As technology continues to infiltrate every aspect of our lives, one area in which it has made huge inroads is in the make-up bag.
Cosmetics companies and beauty brands have taken advantage of developments in skincare technology to produce new blends and formulas that eschew traditional mattifying techniques to reflect light rather than absorbing it.
The popularity of social media filters, which rid photos of flaws and imperfections, has led to make-up artists noting an increase in demand for cosmetics that can replicate that look. In recent years this has resulted in further development of blurring make-up that erases imperfections.
Scroll through the gallery for 10 blurring make-up products to try

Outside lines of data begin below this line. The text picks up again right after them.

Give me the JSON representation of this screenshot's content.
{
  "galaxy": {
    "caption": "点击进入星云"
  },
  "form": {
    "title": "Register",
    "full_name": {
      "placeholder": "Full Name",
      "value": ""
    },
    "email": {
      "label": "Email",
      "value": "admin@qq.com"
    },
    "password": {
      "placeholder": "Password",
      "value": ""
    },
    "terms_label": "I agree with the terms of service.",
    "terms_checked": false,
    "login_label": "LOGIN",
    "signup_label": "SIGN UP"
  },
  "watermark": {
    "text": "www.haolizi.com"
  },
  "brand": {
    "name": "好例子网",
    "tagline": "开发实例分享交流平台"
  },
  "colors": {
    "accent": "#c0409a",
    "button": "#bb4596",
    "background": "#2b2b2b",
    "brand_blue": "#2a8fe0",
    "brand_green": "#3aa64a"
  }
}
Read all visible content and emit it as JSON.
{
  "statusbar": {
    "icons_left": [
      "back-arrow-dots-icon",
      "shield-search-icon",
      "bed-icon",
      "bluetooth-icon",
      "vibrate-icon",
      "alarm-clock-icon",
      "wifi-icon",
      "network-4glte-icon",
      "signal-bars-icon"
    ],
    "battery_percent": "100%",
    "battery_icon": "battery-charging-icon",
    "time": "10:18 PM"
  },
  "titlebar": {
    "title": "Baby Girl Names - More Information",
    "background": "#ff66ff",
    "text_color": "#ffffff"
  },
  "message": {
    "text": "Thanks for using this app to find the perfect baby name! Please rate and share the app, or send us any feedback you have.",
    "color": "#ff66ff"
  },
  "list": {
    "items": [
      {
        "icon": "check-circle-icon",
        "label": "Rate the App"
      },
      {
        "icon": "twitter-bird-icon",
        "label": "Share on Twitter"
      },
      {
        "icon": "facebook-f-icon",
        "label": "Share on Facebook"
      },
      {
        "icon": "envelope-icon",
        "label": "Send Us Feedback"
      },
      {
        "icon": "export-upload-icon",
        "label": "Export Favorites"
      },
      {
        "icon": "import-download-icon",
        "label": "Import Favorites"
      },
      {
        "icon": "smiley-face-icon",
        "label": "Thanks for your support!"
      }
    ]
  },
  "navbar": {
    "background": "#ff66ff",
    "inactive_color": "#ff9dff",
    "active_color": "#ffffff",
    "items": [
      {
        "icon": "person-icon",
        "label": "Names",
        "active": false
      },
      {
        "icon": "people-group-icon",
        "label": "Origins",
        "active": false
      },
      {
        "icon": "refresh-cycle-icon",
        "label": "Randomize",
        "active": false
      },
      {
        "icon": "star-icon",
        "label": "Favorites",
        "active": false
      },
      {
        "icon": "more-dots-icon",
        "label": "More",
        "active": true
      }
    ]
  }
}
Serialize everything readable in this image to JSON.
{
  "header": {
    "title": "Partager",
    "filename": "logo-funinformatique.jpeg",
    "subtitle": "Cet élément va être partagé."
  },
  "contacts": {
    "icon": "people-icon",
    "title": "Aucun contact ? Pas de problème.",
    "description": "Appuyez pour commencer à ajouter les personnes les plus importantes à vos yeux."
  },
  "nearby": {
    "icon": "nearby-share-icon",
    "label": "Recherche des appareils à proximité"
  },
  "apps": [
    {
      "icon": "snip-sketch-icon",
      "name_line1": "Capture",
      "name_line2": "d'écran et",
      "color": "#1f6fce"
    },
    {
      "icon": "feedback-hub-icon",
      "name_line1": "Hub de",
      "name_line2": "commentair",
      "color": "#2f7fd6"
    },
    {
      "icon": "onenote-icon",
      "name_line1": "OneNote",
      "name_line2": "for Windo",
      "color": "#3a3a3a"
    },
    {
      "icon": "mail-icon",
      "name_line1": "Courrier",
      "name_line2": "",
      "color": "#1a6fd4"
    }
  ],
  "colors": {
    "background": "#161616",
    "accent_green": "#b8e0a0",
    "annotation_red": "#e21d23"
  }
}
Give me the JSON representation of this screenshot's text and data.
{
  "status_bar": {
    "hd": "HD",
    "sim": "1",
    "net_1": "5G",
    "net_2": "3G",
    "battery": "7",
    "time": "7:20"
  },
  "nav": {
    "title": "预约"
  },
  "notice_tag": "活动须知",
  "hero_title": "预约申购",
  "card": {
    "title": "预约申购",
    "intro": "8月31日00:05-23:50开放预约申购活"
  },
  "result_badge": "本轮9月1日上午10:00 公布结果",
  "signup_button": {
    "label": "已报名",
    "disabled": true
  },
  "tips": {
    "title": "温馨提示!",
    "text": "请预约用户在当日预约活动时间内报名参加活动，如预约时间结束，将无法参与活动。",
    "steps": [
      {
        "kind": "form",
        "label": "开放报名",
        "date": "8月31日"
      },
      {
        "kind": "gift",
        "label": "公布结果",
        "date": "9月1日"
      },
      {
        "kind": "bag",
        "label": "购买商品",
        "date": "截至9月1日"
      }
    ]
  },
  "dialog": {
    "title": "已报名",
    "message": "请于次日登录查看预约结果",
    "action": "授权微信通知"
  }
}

Make-up artist Vimi Joshi, who works with celerities including Kendall Jenner, Salma Hayek, Eva Longoria and Gigi Hadid, says: “Beauty products having access to more technology has resulted in product innovation and new formulas. Plus, a lot of it boils down to the fact that beauty is huge on social media. When people watch make-up videos, they want to achieve that wow effect.
"Contouring was one of the first big beauty trends on social as you could visibly see a difference from before and after, and that heralded the popularity of blurring.”
What effects does blurring make-up achieve?
Blurring make-up is designed to fill out fine lines and pores to create a smooth and Instagram filter-like canvas for cosmetics to be layered on top.
“Blurring is about keeping your skin natural, dewy and as fresh as possible,” says celebrity make-up artist Sarah Jane Thompson, who has created looks for Kate Moss and Uma Thurman, and worked on Star Wars: The Force Awakens and Furious 7. “This technique is about layering moisturisers and speciality products to reduce fine lines, wrinkles, texture and acne to achieve a youthful, blurred-out look.
“Blurring-effect products are the antithesis of 'pancake powders', proving lightweight and soft to the touch, making application and wear comfortable.”
How does blurring make-up work?
While not a new addition to the make-up artist's palette — Joshi says she has been using blurring-effect products for more than 15 years — the technology has developed as the products have become mainstream, thanks to the explosion of videos on social media that show how to replicate runway, red carpet and editorial make-up looks.
“Traditional make-up products such as powders mattify the skin and reduce oil and shine, which has a flattening effect on the face,” says Joshi. “Blurring products are made with light-reflective qualities, which act like little mirrors, reflecting light back off the skin to create the illusion of blurring.”
Users also point to the ways in which blurring-effect foundation products, such as primers, can extend the wear time of liquids, powders and creams.
“They utilise a combination of blurring agents, light-reflecting and skin-smoothing polymers to optically smooth and even out the skin's surface to give an airbrushed look,” says Thompson.
What types of blurring make-up are there?
The most popular cosmetics, which use light-reflecting blurring technology, are primers, foundations and powders. Primers are applied first and worn under foundation to create a smooth base for the liquid by filling in fine lines and pores and creating a mattifying effect.
Liquid foundations also offer a blurring effect, adding another layer of smoothness while also minimising oil on the skin and providing hydration.
A trick that make-up artists and beauty influencers use is adding blurring make-up to traditional cosmetics to create light reflection.
“My introduction to blurring-effect make-up was many years back,” says Joshi. “I would add a little of the Mac Fast Response Eye Cream to foundation to create the effect of super-smooth skin, and it became my secret weapon. When I used it on my celebrity clients, they would say, ‘What have you just done?’”
Powders have also emerged as an effective addition to the blurring cosmetics bag. They can be used by themselves on top of primer or to set foundation.
“The idea is to achieve a shiny, glossy but translucent glow,” says Thompson. “Glass skin is a Korean beauty import that refers to blurred skin, which is the silky and glistening airbrushed effect that everyone is after.”
Joshi adds, “It gives the illusion of serene skin and glowing from within.”
What to apply and how to apply it
With plenty of blurring products on the market and millions of hashtags on social media, knowing where to start can be overwhelming.
“Anyone new to using blurring make-up should start small and not buy too many products. Don’t cover your entire face, just use on certain areas,” says Joshi. “Apply foundation and powder as normal, then use a blurring powder and apply it where it’s needed around the eye to blur fine lines and crow’s feet and over the nose and chin to cover pores. In this way, you’re reflecting the light against skin imperfections.”
Joshi cites some of her favourite brands as Mac, Laura Mercier, Sisley, Fenty Beauty and Charlotte Tilbury.
Thompson, who uses Yves Saint Laurent, Nudestix and Kiehl’s, suggests knowing your skin type before choosing products.
“You really need to know your skin type and how to make the most of the products,” she says. “Each is different so you need to follow the guidelines and remember that less is more.
“If it makes people feel better about their skin and more inclined to ditch the filters on social media then it’s massively a positive product tool.”